Question: How can those reserved bits NOT be a problem for /127 assignments but a problem for /128 assignments?

This is why I think if (for whatever reason which I am still trying to digest) we have decided to use /127 without considering reserved bits for IEEE or other protocols, we need to provide similar or atleast some recommendations for /128 on loopbacks that sit inline with what we have recommended in RFC 6164 - otherwise the confusion still exists !!
I hope I am able to convey my confusion correctly... and this is shared by many peers in the industry that I have spoken to... hence the reason in practice although they are assigning /127 on p2p links, they are still reserving the whole parent /64 for each p2p link seperately......

--- On Thu, 27/9/12, SM <> wrote:

From: SM <>
Subject: Re: IPv6 address assignment for strictly point-to-point links and Device Loopbacks
To: "Usman Latif" <>
Received: Thursday, 27 September, 2012, 4:52 AM

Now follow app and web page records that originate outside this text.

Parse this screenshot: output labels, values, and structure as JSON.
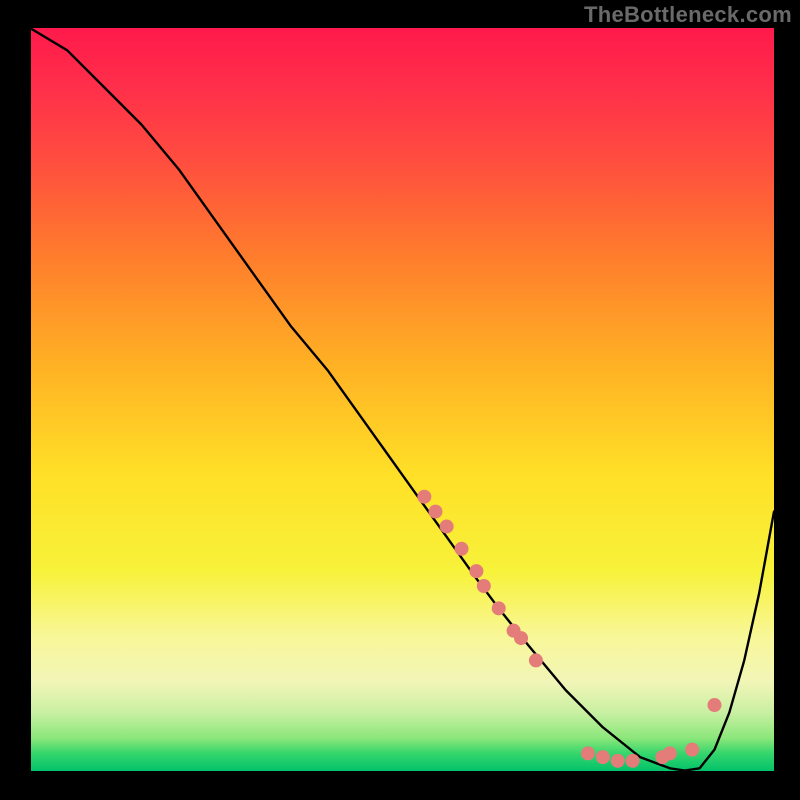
{
  "watermark": "TheBottleneck.com",
  "chart_data": {
    "type": "line",
    "title": "",
    "xlabel": "",
    "ylabel": "",
    "xlim": [
      0,
      100
    ],
    "ylim": [
      0,
      100
    ],
    "background_gradient": [
      {
        "pos": 0.0,
        "color": "#ff1a4b"
      },
      {
        "pos": 0.08,
        "color": "#ff2f4a"
      },
      {
        "pos": 0.18,
        "color": "#ff4e3f"
      },
      {
        "pos": 0.3,
        "color": "#ff7a2d"
      },
      {
        "pos": 0.45,
        "color": "#ffb024"
      },
      {
        "pos": 0.6,
        "color": "#ffe027"
      },
      {
        "pos": 0.73,
        "color": "#f7f23a"
      },
      {
        "pos": 0.82,
        "color": "#f8f79a"
      },
      {
        "pos": 0.88,
        "color": "#f1f5b7"
      },
      {
        "pos": 0.92,
        "color": "#c9f0a2"
      },
      {
        "pos": 0.955,
        "color": "#8ae67a"
      },
      {
        "pos": 0.975,
        "color": "#35d66c"
      },
      {
        "pos": 1.0,
        "color": "#00c16a"
      }
    ],
    "curve": {
      "x": [
        0,
        5,
        10,
        15,
        20,
        25,
        30,
        35,
        40,
        45,
        50,
        55,
        60,
        63,
        67,
        72,
        77,
        82,
        86,
        88,
        90,
        92,
        94,
        96,
        98,
        100
      ],
      "y": [
        100,
        97,
        92,
        87,
        81,
        74,
        67,
        60,
        54,
        47,
        40,
        33,
        26,
        22,
        17,
        11,
        6,
        2,
        0.5,
        0.2,
        0.5,
        3,
        8,
        15,
        24,
        35
      ]
    },
    "markers": [
      {
        "x": 53,
        "y": 37
      },
      {
        "x": 54.5,
        "y": 35
      },
      {
        "x": 56,
        "y": 33
      },
      {
        "x": 58,
        "y": 30
      },
      {
        "x": 60,
        "y": 27
      },
      {
        "x": 61,
        "y": 25
      },
      {
        "x": 63,
        "y": 22
      },
      {
        "x": 65,
        "y": 19
      },
      {
        "x": 66,
        "y": 18
      },
      {
        "x": 68,
        "y": 15
      },
      {
        "x": 75,
        "y": 2.5
      },
      {
        "x": 77,
        "y": 2
      },
      {
        "x": 79,
        "y": 1.5
      },
      {
        "x": 81,
        "y": 1.5
      },
      {
        "x": 85,
        "y": 2
      },
      {
        "x": 86,
        "y": 2.5
      },
      {
        "x": 89,
        "y": 3
      },
      {
        "x": 92,
        "y": 9
      }
    ],
    "marker_color": "#e47c79",
    "curve_color": "#000000",
    "axis_color": "#000000"
  }
}
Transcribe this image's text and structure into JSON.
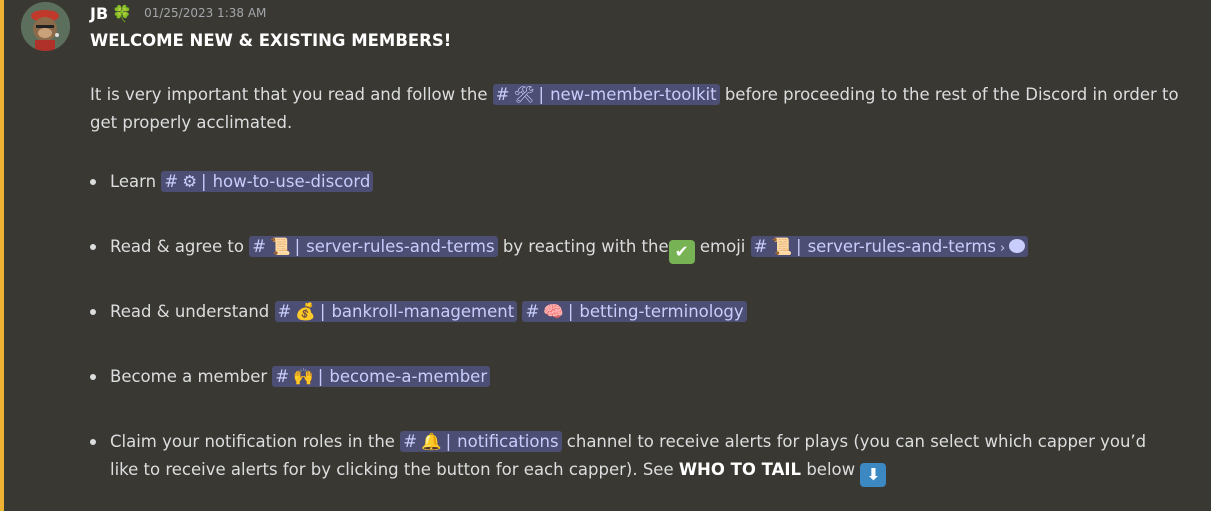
{
  "message": {
    "author": "JB",
    "author_badge": "🍀",
    "timestamp": "01/25/2023 1:38 AM",
    "title": "WELCOME NEW & EXISTING MEMBERS!",
    "intro": {
      "before": "It is very important that you read and follow the",
      "channel": {
        "hash": "#",
        "emoji": "🛠",
        "sep": "|",
        "name": "new-member-toolkit"
      },
      "after": "before proceeding to the rest of the Discord in order to get properly acclimated."
    },
    "bullets": [
      {
        "prefix": "Learn",
        "channel": {
          "hash": "#",
          "emoji": "⚙",
          "sep": "|",
          "name": "how-to-use-discord"
        }
      },
      {
        "prefix": "Read & agree to",
        "channel": {
          "hash": "#",
          "emoji": "📜",
          "sep": "|",
          "name": "server-rules-and-terms"
        },
        "middle": "by reacting with the",
        "check_emoji": "✔",
        "after_check": "emoji",
        "channel2": {
          "hash": "#",
          "emoji": "📜",
          "sep": "|",
          "name": "server-rules-and-terms",
          "chevron": "›"
        }
      },
      {
        "prefix": "Read & understand",
        "channel": {
          "hash": "#",
          "emoji": "💰",
          "sep": "|",
          "name": "bankroll-management"
        },
        "channel2": {
          "hash": "#",
          "emoji": "🧠",
          "sep": "|",
          "name": "betting-terminology"
        }
      },
      {
        "prefix": "Become a member",
        "channel": {
          "hash": "#",
          "emoji": "🙌",
          "sep": "|",
          "name": "become-a-member"
        }
      },
      {
        "prefix": "Claim your notification roles in the",
        "channel": {
          "hash": "#",
          "emoji": "🔔",
          "sep": "|",
          "name": "notifications"
        },
        "middle": "channel to receive alerts for plays (you can select which capper you’d like to receive alerts for by clicking the button for each capper). See",
        "bold": "WHO TO TAIL",
        "after_bold": "below",
        "arrow_emoji": "⬇"
      }
    ]
  },
  "colors": {
    "background": "#3a3833",
    "accent_bar": "#f0b232",
    "mention_bg": "#4d4e74",
    "mention_text": "#c9cdfb"
  }
}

Hi Usman,
At 17:08 26-09-2012, Usman Latif wrote:
> There is clearly two set of recommendations over the same addressing scenario which I am only trying to clarify with the IETF community.
> RFC 6164 has recommendations that do not encompass all the recommendations that were put forward in RFC 5375
> So although when RFC 6547 moved the RFC 3627 to historical status, it completely ignored that RFC 5375 has additional recommendations for the same /127 and /128 addressing scenarios.
> What I am now trying to clarify is - should we consider recommendations in RFC 5375 (section B.2) as obsolete ?